TrueVault's CEO and Co-Founder, Jason Wang recently shared his predictions on health technology, mobile health and HIPAA for 2015. Maintaining HIPAA compliance for healthcare applications is frustrating and time consuming for developers. TrueVault is known as the first company to make HIPAA compliance convenient for healthcare apps.
Concerns in areas such in costs, administrative, technical and physical safeguards which require custom development and software architecture can take up to months within the development process timeline to complete.
HIPAA complaints and violations will reach all-time highs
HIPAA complaints in 2013 were nearly 4x the number of complaints in 2003, the year the law was enacted.
The change in HIPAA compliance requirements for BA's in 9/13 means more companies are subject to HIPAA oversight.
The number of complaints filed by July 31, 2014 was 71% higher than the number filed during the same time period in 2013
The sheer number of new devices, applications and users mean even more complaints for HHS.
The amount of health data collected will skyrocket
With the launch of Apple Health, Apple Watch, GoogleFit and SAMI more health data than ever before will be captured by mobile devices.
Industry estimates predict more than 500 million smartphone users will collect mobile health data.
This is up more than 5x from the 95 million 2013 mobile health users.
Wearable devices go mainstream
With the Apple Watch, Microsoft Band and other wearable entrants, wearable devices will finally become mainstream.
IHS estimates that nearly 90 million wearable devices will be sold in 2015 (source) with a market value of more than $5 billion
Data safety concerns will be top of mind for consumers
Mobile health data collection will be tempered by growing consumer concerns over data safety and privacy.
60% of Americans recently surveyed by GfK are more concerned about online data security than they were last year.
In a December, 2013 poll by Radius Global Market Research, more than three-quarters of internet users at least ?somewhat agreed? that they would stop using a service, product or retailer if they felt their privacy was violated.
mHealth companies will need to win consumer trust to gain health data access
Consumers are willing to give data to the companies they trust.
New startups will need to prove their security bonafides before consumers turn over sensitive health information.
78% of internet users said they only purchased from companies they trusted. (source)
Adults ranked health data the second most sensitive data they have, behind their social security number in the same Pew survey
The health care industry is prone to data being at risk of privacy and security breaches.
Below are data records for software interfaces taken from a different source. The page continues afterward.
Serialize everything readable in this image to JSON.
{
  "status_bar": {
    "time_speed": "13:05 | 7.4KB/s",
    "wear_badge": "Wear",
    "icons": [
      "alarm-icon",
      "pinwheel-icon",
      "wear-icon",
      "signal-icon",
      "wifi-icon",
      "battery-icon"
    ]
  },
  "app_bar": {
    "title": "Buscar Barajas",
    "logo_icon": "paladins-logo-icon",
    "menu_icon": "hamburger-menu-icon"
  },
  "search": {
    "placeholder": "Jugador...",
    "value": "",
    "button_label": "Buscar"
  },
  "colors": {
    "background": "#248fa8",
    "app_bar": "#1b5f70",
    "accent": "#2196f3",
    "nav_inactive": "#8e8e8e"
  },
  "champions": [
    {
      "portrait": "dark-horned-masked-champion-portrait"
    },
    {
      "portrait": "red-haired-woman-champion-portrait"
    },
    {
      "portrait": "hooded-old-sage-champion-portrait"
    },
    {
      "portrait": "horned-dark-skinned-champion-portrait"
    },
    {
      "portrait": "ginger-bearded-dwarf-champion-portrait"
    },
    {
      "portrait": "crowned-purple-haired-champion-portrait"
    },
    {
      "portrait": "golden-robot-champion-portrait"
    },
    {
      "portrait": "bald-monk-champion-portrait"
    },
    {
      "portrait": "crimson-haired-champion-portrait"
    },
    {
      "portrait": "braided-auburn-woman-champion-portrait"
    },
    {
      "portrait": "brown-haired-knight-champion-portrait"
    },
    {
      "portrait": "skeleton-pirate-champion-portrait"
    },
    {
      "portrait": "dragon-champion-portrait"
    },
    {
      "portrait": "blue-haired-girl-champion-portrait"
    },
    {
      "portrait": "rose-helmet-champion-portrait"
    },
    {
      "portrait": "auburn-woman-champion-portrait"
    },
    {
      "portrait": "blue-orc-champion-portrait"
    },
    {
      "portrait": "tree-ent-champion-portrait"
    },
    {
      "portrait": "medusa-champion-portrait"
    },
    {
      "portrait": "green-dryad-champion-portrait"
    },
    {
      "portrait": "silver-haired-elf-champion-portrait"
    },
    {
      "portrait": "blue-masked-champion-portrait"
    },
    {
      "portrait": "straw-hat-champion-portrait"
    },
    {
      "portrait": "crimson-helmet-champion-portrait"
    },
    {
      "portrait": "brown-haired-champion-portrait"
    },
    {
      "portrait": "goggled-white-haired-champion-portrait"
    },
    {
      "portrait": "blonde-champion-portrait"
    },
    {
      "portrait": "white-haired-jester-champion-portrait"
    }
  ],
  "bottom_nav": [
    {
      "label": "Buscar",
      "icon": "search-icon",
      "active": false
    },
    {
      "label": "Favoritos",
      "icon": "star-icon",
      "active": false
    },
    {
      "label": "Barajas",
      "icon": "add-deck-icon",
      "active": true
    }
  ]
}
Trust and regulatory compliance is crucial. Data continues to become even more challenging as areas such as cost, risk and complexity are present across different platforms. Health care applications have sensitive data. As businesses move to the cloud this information requires further protection and new security standards.